Host of June’s G7 Summit, the county of Cornwall, in southwest England, is famous for its pasties and cream teas. It is less well known for its language – the last native Cornish speaker died in 1777 – but in 2010, the Celtic tongue was taken off Unesco’s list of extinct languages.

The seafront in St Ives, a town in Cornwall, England, in September. Photo: Getty Images

Kernewek, as it is known by those who speak it, is now taught in a handful of nurseries and primary schools, and has been recognised by the British government, although funding to promote it was frozen in 2020.

The determination of cultural stakeholders to preserve a sense of cultural identity has resulted in Cornish being one of nine languages that linguistic reference resource Ethnologue lists as “reawakening”. Today there are an estimated 3,000 speakers.

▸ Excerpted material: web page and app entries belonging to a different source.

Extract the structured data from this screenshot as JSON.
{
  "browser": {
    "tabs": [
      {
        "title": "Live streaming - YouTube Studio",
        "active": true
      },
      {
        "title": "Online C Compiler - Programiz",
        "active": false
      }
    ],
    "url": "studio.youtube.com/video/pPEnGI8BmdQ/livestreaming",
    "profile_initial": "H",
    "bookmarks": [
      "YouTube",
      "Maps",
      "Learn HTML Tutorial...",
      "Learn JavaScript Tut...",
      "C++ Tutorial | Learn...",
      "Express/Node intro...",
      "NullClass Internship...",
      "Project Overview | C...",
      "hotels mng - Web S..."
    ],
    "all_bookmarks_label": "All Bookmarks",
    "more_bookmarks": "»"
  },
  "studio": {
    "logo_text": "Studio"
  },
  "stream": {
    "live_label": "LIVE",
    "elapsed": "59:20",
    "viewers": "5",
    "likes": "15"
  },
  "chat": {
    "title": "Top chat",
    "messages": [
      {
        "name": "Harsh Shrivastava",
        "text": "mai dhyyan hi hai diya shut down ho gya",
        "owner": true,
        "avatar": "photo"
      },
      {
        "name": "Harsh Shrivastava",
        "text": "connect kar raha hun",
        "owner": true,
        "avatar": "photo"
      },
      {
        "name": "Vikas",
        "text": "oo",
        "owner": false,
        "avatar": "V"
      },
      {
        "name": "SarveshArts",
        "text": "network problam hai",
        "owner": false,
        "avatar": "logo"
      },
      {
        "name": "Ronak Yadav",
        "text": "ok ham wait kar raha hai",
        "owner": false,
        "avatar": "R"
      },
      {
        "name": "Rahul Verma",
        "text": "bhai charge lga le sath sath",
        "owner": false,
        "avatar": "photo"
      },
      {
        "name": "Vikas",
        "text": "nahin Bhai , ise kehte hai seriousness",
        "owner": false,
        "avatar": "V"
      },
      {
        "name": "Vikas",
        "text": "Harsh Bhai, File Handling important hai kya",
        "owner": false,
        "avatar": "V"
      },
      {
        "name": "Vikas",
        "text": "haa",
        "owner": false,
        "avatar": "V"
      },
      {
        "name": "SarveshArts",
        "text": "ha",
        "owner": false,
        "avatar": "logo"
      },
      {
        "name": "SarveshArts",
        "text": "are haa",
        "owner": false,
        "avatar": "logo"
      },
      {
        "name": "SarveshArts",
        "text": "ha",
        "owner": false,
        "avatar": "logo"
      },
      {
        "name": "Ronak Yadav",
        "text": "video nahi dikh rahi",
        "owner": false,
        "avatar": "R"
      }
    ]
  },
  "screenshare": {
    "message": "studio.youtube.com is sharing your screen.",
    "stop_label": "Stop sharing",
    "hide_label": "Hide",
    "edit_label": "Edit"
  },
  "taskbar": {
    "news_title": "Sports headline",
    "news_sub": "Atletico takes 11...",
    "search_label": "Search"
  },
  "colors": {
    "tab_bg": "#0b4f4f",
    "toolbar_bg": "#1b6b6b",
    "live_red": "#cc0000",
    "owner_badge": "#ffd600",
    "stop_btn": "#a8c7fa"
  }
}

Tenby Harbour in Pembrokeshire, Wales, in September. Photo: Getty Images

After years in the linguistic doldrums, Welsh, or Cymraeg, is enjoying a resurgence. A healthy 883,600 – or 29 per cent of people in Wales – speak it, well on the way to the government target of one million speakers by 2050. The ancient language is promoted through evening classes, dedicated Welsh TV and radio channels and newspapers. A number of schools use it as a medium of instruction.

Welsh is also taught in schools half a world away. When 153 Welsh settlers arrived in Patagonia, Argentina, in 1865, they brought their language with them. The first Welsh-medium primary school opened not in Wales, but in South America, and today educators from the mother country help develop the language through formal teaching and social activities.

There are an estimated 5,000 speakers living in towns such as Trelew and Trevelin, and, during the 1982 Falklands War, Welsh-speaking British soldiers were able to hold conversations with Argentinian prisoners.

Some of the residents of Long Busang Village, in Sarawak, Malaysia. Photo: Getty Images

Non-dominant languages rarely receive the necessary level of protection and funding required to support learning initiatives. Efforts to keep the Iban language alive as a unifying symbol of the culture and heritage of the indigenous Dayak people have stalled in Sarawak.

Despite recognition, increasing status and an uptick in student enrolment, the Malaysian state suffers from a shortage of Iban language teachers. This is due to a lack of teacher training facilities, retirement of senior staff and a reluctance to accept jobs in remote locations where living costs are high.

Efforts are being made to coax other languages around the world back from the brink of extinction. Why? One of the most important reasons can best be summed up in a quote by American writer Rita Mae Brown: “Language is the road map of a culture, it tells you where its people come from and where they are going.”